November 02, 2012
If there’s any doubt in your mind that the holidays are upon us, all you need do is go to your favorite retail department store and see how all of the Thanksgiving merchandise has been relegated to a dark corner with a plethora of holiday decorations in their place.

This year, shopping for the holidays will not just be about location – online vs. brick and mortar – but about how to get the best bang for your buck. And dare I say, it will also be about customer service.

Good customer service, however, is not just the responsibility of the business, be it retail or service. It helps when a customer knows how to be a good customer. This means taking the time to learn about the product or service prior to handing over your credit card and using a good amount of patience when crowds and lines go out the door. The last thing both parties want is an unhappy transaction that ends up in dispute resolution.

What does it take to be a good customer?

Do your homework and ask questions. Check out consumer recalls before purchasing toys and gifts for children. Know what the warranty covers, learn the store’s return policy (they vary from store to store), make sure you will be able to pay off a cartful of merchandise you put on layaway, and check out online reviews. If you’re looking for a business to remodel your kitchen or to fix that leaky drain before company arrives, ask for suggestions from friends and family, check them out with your BBB and call their references.

Practice patience. Holidays and resulting crowds can put the most even-tempered soul on edge. Rather than lambast a store employee because a product is not in stock or because the checkout line is a mile long, remember what your mother taught you about always being polite (“please,” “thank you” and “have a nice day” are words that can never be said too much. Remember, cashiers don’t always know the answers and might refer you to customer service.
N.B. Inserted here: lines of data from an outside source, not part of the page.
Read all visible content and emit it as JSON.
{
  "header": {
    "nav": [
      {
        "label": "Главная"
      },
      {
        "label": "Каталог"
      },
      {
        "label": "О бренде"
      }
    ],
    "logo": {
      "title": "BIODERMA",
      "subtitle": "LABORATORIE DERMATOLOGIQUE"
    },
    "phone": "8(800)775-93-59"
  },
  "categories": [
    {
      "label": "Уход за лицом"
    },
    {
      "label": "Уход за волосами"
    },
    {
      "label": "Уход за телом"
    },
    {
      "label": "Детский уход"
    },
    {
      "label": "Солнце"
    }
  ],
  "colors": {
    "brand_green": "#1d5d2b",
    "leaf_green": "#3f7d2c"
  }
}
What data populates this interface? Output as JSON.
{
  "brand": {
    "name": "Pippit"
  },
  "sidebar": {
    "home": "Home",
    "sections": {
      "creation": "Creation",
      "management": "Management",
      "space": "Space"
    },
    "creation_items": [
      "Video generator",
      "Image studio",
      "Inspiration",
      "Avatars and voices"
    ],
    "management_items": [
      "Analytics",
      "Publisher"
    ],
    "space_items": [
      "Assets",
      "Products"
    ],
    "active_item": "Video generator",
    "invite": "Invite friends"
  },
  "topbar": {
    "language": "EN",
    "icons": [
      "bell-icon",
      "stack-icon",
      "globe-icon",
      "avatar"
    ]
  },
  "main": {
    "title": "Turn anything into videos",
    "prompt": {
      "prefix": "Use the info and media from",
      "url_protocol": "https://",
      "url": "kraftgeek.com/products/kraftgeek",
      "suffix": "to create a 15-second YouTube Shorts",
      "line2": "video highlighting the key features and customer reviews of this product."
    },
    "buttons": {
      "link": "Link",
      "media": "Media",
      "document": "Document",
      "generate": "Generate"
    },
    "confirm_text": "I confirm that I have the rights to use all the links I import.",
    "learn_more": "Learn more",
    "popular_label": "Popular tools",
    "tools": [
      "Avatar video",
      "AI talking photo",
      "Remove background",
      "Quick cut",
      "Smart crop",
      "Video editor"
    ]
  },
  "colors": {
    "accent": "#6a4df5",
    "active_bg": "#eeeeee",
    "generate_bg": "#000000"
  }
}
Be courteous. Those long checkout lines often arise because customers are not prepared to present items for check out or have their credit card or check ready when it’s time to make payment. Do not get mad if the store will not honor competitor’s coupons; not all do. Also, standing at the cash register is not the time to start a long discourse about holiday travel or to suddenly realize you have neither wallet or checkbook. Nor is it the time to carry on a conversation on your cellphone – not when your cashier needs to ask if you prefer paper or plastic, if you want your receipt with you, in the bag or emailed, and to wish you a good day.

Last Resort. If you do have a complaint about a product or service, try first to resolve it through traditional channels of customer service, store manager or business owner. If that doesn’t work, you can file a complaint with your Better Business Bureau at